At a 3-day Greek Life leadership retreat for students at the University of Mississippi, participants were shocked, triggered, “hurt, frightened, and upset” upon finding a discarded banana peel during the retreat.
The banana incident resulted in the leadership retreat – being attended by campus leaders expected to exercise leadership and organizational responsibility over their fellow students – to be cut short.

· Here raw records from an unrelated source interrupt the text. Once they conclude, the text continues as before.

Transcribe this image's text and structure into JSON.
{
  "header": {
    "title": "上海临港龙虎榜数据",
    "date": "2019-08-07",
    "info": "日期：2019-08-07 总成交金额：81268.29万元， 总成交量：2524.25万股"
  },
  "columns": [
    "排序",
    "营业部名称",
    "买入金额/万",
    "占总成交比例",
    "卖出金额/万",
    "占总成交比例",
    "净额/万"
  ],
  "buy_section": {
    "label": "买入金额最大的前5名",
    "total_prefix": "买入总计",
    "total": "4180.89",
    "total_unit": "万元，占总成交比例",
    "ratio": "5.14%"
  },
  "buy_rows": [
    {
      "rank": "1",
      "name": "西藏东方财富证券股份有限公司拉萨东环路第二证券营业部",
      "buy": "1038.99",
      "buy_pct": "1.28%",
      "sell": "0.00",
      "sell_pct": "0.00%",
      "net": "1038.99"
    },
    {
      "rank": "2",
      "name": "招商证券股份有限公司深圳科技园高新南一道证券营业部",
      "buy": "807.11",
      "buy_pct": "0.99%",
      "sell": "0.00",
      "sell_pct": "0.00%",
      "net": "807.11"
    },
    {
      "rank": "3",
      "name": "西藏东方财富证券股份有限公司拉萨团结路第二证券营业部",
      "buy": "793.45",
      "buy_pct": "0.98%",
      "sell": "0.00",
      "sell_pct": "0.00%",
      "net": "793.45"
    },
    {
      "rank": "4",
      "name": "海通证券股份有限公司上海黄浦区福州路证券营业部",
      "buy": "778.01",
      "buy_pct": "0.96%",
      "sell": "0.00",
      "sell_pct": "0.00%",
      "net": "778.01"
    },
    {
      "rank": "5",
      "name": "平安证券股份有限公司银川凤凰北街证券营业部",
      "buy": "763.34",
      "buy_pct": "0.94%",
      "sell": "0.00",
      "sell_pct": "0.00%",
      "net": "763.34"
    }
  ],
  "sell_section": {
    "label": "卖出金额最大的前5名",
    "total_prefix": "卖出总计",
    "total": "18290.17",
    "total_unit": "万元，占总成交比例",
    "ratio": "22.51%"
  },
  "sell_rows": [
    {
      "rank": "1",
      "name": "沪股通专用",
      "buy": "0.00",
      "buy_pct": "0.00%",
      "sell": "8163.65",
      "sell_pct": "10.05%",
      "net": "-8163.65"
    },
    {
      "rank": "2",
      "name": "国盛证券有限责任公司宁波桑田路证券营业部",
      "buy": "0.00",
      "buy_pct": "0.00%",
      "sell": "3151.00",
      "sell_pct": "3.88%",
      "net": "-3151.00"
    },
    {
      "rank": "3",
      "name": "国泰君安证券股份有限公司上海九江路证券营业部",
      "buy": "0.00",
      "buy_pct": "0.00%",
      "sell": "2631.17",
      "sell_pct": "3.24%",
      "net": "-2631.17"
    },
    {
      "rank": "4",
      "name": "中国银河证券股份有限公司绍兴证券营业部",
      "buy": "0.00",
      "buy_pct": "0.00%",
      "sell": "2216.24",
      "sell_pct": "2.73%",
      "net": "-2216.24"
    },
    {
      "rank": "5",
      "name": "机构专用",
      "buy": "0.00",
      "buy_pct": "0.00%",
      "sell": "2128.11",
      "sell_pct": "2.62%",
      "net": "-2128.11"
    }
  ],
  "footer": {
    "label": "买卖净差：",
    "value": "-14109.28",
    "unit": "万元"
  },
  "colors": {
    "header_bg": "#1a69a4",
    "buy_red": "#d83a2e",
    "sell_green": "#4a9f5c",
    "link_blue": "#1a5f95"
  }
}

Makala McNeil, leader of a historically black sorority on campus, recalling how the banana affected her psyche, “That, to me, was a slap in the face to see that banana hanging in a tree after talking about the personal truths of our campus,” she continued, “we were talking about race in Mississippi and in the Greek community so there’s a lot involved.”
When she and her peers first laid eyes on the offensive peel, she recalled how everyone became, “all just sort of paranoid for a second,” in the presence of a situation “so strange and surreal.”
Needless to say, black student’s minds immediately and reflexively sought an explanation by invoking 1930’s era racism. “You see how much fear and how much anger you insight [sic] in black people just from an unintentional image,” McNeil recalled.
The school fully backed and supported the traumatized black students, with Alexa Lee Arndt, Director of Fraternity and Sorority Life penning a letter to all Greek Life leaders stating that, “many members of our community were hurt, frightened, and upset by what occurred … Because of the underlying reality many students of color endure on a daily basis, the conversation manifested into a larger conversation about race relations today at the University of Mississippi.”
“As the staff member responsible for the wellbeing of our community, I felt it was imperative to provide [safe] space immediately to students affected by this incident to allow them an opportunity to voice their pain and concern,” Arndt expressed.
Hilariously, it was college senior Ryan Swanson who later came clean about this apparently horrifically scarring and traumatic incident. Swanson recalls that, while attending the leadership retreat, he had discarded the peel on the tree, after he was unable to locate a convenient trash can. “I want to sincerely apologize for the events that took place this past weekend,” Swanson said. “Although unintentional, there is no excuse for the pain that was caused to members of our community,” he groveled.
The leader of another sorority, who was attending the conference explained that the event was painful, because “bananas have historically been used to demean black people,” by suggesting they are ape-like.
The member of yet another historically black sorority chimed in to call the sight of a banana peel, “ disheartening and immensely frustrating,” and stated that “I implore all of us to unite in solidarity by this situation. … We must show those in the community that bigotry, hate, and racism cannot, and will not be tolerated.”
When was the last time you ate a banana? Were you careful to hide your banana peel from nearby individuals who might have taken offense?